“I’m Paul Hutchison (Hutch) from Melbourne, Australia. I’m an airline pilot, with a military flying background. I was inspired by Robrock’s K100 build I saw on BikeExif and started looking. I found one unregistered, in Adelaide. I bought it sight unseen, and did a 1600km trip to collect.

Kicking the build off, I wanted to blend the café racer style with street fighter, taking what I thought were the best elements of each. I had no clear plan before starting, it evolved as the build progressed.”


After countless hour of internet trawling, Paul made the decision to spend that little bit of extra cash and go top shelf. The BSK SpeedWorks rear sets were made to order, fitted perfectly, and look like works of art.

Paul was keen for the bottom line from the tank to flow smoothly through to the tail-piece. After making some rough drawings, he mocked something up using old plastic chopping boards. Then his local fabricator managed to magic it into a perfect aluminium replica of the plastic piece.


“My mate Pete of Peter’s Panels offered to do the paint job for a couple of bottles of scotch on the condition I did the preparation work. The colour is from a new range called ‘vibrance’. It was a nod to BMW’s 70s colours, but with added metal flake. It turned out the colour I chose is called “hornet orange”. As I flew hornets in the RAAF, the bike now had a name, ‘The Hornet’.

About four months after completing the build, I took it to Tasmania for a week of riding. On the third day my good friend Kev managed to lose the front end while braking into a corner. The resulting low side caused enough damage for the bike to be an insurance write off.”


Down but not out, Paul bought the wreck and used the rest of the pay-out money for a full rebuild. Not wanting to put in all the extra time and effort just to end up with the same bike, he decided to do some upgrades. Again. He found out he could get four-spot calipers on the front if he could manage to install a complete K1100 front end. “I decided that if it was worth taking the bike five years into the future, why not something more like twenty years?”


Paul searched the wreckers for a clean upside-down front end. He wanted a 3 spoke front wheel to match the K1100 rear wheel he had sourced. A ‘00 Yamaha R1 was deemed the best solution. He went back to Valley Engineering, his fabricator, to mate the Yamaha clamps to the BMW post. Despite the myriad issues involved, the end results couldn’t look prettier.
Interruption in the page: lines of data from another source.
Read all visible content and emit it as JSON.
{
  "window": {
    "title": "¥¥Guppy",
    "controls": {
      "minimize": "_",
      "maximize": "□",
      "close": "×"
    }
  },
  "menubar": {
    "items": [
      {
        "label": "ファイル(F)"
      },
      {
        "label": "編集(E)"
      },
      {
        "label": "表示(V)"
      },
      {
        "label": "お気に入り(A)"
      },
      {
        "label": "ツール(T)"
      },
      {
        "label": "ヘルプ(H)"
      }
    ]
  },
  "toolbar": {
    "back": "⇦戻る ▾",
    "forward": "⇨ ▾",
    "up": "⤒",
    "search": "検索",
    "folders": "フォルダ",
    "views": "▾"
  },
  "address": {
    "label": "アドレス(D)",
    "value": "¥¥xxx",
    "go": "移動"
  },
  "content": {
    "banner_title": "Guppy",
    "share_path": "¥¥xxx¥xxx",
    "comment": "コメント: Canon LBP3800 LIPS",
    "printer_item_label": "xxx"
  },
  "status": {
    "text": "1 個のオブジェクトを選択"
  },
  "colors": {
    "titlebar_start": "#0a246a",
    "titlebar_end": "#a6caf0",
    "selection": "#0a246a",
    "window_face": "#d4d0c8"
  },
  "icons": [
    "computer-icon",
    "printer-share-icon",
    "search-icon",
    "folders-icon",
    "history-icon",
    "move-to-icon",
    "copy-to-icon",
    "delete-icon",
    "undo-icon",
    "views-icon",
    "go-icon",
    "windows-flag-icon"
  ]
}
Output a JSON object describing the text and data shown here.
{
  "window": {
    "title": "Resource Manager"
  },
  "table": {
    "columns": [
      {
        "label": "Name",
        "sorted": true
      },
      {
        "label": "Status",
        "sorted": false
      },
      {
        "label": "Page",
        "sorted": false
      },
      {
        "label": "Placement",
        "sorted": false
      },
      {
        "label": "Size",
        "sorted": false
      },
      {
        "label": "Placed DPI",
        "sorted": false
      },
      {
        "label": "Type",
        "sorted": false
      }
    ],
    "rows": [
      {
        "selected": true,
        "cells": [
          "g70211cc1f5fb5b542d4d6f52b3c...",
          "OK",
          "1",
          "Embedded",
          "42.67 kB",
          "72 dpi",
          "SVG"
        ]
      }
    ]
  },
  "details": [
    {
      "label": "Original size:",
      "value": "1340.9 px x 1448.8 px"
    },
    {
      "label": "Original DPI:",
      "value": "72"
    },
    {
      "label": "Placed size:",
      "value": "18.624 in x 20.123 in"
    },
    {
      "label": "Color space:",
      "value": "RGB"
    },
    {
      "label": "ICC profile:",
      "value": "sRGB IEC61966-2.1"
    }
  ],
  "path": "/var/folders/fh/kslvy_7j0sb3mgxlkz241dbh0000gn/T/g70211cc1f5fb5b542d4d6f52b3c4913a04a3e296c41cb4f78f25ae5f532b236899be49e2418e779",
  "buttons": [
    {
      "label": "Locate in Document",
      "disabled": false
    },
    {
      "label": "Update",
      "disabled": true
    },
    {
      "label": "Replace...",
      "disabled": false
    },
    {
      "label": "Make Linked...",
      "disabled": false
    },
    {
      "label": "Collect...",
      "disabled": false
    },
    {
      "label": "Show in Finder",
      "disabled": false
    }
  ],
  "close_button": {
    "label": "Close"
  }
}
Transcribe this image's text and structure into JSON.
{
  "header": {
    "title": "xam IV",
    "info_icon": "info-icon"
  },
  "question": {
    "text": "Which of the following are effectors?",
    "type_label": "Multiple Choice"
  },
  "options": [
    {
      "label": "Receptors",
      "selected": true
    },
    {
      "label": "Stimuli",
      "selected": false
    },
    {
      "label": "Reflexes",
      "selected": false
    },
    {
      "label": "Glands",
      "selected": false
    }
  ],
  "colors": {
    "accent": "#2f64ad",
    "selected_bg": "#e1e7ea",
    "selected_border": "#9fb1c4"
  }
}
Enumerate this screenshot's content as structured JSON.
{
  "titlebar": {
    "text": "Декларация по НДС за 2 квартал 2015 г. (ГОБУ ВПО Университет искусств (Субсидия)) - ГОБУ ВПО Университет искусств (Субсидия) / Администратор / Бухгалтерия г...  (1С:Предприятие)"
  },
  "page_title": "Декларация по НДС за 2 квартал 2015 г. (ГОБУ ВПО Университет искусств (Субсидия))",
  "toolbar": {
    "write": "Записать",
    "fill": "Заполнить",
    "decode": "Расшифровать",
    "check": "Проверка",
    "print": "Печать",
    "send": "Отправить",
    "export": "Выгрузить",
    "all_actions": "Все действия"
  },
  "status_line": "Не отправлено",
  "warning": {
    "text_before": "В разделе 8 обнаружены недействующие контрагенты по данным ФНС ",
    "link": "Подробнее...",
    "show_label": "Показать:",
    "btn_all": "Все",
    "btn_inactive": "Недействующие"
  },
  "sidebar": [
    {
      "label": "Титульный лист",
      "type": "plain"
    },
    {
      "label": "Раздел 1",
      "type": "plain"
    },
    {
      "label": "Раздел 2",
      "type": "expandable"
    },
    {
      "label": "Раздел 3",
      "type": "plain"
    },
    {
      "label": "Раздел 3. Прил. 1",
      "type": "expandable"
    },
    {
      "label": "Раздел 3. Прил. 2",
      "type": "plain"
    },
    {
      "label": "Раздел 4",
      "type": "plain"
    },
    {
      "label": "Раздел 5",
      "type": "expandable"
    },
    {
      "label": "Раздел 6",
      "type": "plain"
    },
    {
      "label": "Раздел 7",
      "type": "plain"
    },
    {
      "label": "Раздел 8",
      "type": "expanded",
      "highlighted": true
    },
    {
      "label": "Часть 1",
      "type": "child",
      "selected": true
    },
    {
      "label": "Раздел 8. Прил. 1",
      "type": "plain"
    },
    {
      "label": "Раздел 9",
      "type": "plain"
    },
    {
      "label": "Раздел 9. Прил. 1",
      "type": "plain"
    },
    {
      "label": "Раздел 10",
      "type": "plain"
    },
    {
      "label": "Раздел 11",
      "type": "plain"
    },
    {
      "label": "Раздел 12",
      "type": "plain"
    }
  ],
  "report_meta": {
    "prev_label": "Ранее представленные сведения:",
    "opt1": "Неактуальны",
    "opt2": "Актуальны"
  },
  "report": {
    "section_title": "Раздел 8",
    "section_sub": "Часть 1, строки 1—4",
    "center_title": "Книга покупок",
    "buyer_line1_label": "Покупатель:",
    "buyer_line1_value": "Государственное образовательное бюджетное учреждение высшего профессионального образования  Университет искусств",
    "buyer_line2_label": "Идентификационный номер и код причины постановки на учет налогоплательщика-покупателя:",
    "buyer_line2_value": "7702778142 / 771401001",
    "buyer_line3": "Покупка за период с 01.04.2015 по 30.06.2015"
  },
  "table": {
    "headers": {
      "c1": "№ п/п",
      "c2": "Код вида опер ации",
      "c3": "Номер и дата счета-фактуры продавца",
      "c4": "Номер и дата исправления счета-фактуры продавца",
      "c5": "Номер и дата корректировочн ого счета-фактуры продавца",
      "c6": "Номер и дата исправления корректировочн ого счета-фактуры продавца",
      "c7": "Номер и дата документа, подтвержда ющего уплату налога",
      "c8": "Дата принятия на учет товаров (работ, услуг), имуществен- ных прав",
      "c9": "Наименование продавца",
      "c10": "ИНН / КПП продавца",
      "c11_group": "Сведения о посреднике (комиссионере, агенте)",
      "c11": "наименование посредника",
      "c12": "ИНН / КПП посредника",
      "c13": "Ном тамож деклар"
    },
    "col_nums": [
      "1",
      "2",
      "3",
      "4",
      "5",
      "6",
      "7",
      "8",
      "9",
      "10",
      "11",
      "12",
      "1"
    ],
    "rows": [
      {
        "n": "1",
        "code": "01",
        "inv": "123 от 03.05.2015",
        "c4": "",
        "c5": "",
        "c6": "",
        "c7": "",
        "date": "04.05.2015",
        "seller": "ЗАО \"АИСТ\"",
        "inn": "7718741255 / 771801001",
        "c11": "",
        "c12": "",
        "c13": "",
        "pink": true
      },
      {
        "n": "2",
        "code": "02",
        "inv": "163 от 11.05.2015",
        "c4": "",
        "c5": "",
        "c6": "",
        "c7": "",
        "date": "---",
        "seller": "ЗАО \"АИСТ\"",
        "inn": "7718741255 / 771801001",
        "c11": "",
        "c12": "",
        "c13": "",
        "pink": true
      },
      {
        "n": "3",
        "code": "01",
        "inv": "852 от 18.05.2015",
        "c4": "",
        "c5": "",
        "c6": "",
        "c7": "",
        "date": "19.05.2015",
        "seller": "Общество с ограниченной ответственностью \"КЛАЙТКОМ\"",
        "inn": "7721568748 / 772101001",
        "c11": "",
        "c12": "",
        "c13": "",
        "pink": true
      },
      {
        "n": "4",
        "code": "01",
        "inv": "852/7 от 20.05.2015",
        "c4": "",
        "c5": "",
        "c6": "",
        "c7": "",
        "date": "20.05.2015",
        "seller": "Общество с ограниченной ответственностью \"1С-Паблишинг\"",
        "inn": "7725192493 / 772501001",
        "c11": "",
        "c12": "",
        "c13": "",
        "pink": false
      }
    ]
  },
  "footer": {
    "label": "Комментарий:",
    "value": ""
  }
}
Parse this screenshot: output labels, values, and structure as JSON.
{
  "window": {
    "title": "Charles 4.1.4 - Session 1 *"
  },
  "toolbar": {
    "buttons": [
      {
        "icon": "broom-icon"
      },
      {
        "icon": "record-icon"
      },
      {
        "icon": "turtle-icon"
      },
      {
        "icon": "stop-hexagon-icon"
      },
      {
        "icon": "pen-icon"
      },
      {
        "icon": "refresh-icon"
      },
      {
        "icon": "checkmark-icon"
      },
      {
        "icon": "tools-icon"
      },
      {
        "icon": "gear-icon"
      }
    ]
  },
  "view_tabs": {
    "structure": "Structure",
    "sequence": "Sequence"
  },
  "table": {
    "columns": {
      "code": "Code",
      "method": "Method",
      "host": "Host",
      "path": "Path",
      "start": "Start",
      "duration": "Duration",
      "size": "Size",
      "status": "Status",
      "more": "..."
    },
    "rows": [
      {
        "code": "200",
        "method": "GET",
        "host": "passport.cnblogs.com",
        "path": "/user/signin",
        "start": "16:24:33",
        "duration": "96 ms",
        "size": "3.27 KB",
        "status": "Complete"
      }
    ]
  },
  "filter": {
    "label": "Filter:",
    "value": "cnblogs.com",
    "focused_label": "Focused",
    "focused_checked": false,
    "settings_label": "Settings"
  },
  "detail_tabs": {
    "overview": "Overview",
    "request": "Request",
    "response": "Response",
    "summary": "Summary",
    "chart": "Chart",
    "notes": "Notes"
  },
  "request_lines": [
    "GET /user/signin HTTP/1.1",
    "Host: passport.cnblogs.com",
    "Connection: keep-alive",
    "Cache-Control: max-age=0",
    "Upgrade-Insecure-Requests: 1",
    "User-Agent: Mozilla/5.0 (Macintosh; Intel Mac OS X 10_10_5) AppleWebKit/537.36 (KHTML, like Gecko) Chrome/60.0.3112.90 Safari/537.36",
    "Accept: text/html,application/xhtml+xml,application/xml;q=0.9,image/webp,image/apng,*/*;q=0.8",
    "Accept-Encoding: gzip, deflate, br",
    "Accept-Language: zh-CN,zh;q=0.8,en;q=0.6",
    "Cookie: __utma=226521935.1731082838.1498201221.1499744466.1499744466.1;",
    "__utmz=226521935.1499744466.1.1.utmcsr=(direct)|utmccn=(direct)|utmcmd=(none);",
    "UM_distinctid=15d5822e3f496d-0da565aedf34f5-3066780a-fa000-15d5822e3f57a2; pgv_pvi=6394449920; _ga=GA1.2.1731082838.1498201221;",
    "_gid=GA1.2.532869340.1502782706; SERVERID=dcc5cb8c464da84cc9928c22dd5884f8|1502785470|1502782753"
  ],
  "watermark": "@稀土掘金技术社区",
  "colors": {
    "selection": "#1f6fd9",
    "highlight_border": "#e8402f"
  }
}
And as a finishing touch, the headlight was replaced with a Yamaha MT-03 unit from the UK.


Paul says that the finished bike is better than he could have ever hoped for and notes that it now rides like a modern motorcycle. No doubt the Pirelli GT tyres and the new front end have truly transformed the handling, and those brakes are probably more than equal to any modern K1200R. Lucky bastard.